A single number is the answer: the count of lines in the records that hold the word "placeholder".

(Interface dataset entries)
++++++++++

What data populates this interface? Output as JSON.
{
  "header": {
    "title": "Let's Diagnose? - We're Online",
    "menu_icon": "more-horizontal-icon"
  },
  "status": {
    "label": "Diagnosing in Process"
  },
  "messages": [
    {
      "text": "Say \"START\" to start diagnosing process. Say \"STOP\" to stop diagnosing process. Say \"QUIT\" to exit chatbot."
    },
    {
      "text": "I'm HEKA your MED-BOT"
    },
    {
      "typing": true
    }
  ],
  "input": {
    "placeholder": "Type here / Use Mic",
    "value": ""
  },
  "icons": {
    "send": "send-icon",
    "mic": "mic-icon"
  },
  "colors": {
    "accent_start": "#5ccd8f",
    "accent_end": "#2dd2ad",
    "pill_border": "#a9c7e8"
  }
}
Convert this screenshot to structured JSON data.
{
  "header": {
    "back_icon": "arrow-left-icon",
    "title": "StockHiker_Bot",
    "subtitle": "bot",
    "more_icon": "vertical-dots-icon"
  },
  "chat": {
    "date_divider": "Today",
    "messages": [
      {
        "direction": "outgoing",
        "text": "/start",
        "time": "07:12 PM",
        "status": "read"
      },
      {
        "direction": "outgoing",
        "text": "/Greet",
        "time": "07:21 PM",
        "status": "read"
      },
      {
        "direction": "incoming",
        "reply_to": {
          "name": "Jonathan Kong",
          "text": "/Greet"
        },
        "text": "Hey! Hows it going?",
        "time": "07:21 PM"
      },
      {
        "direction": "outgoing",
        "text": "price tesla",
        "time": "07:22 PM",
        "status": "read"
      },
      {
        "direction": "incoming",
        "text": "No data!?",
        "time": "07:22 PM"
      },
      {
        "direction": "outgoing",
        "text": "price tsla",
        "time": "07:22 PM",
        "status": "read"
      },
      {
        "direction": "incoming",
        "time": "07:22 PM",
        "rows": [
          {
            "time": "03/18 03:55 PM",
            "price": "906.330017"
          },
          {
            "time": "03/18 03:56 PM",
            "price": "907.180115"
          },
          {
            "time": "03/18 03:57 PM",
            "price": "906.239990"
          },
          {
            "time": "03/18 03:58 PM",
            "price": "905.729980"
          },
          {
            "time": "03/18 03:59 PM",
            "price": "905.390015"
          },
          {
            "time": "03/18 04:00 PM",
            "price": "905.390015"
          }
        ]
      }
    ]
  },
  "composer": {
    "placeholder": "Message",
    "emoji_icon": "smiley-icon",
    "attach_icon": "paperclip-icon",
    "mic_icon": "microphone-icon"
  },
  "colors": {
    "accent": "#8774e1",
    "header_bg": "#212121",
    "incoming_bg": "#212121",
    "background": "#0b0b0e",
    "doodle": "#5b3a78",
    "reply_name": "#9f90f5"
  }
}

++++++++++

*RESULT FOR THIS TASK*: 2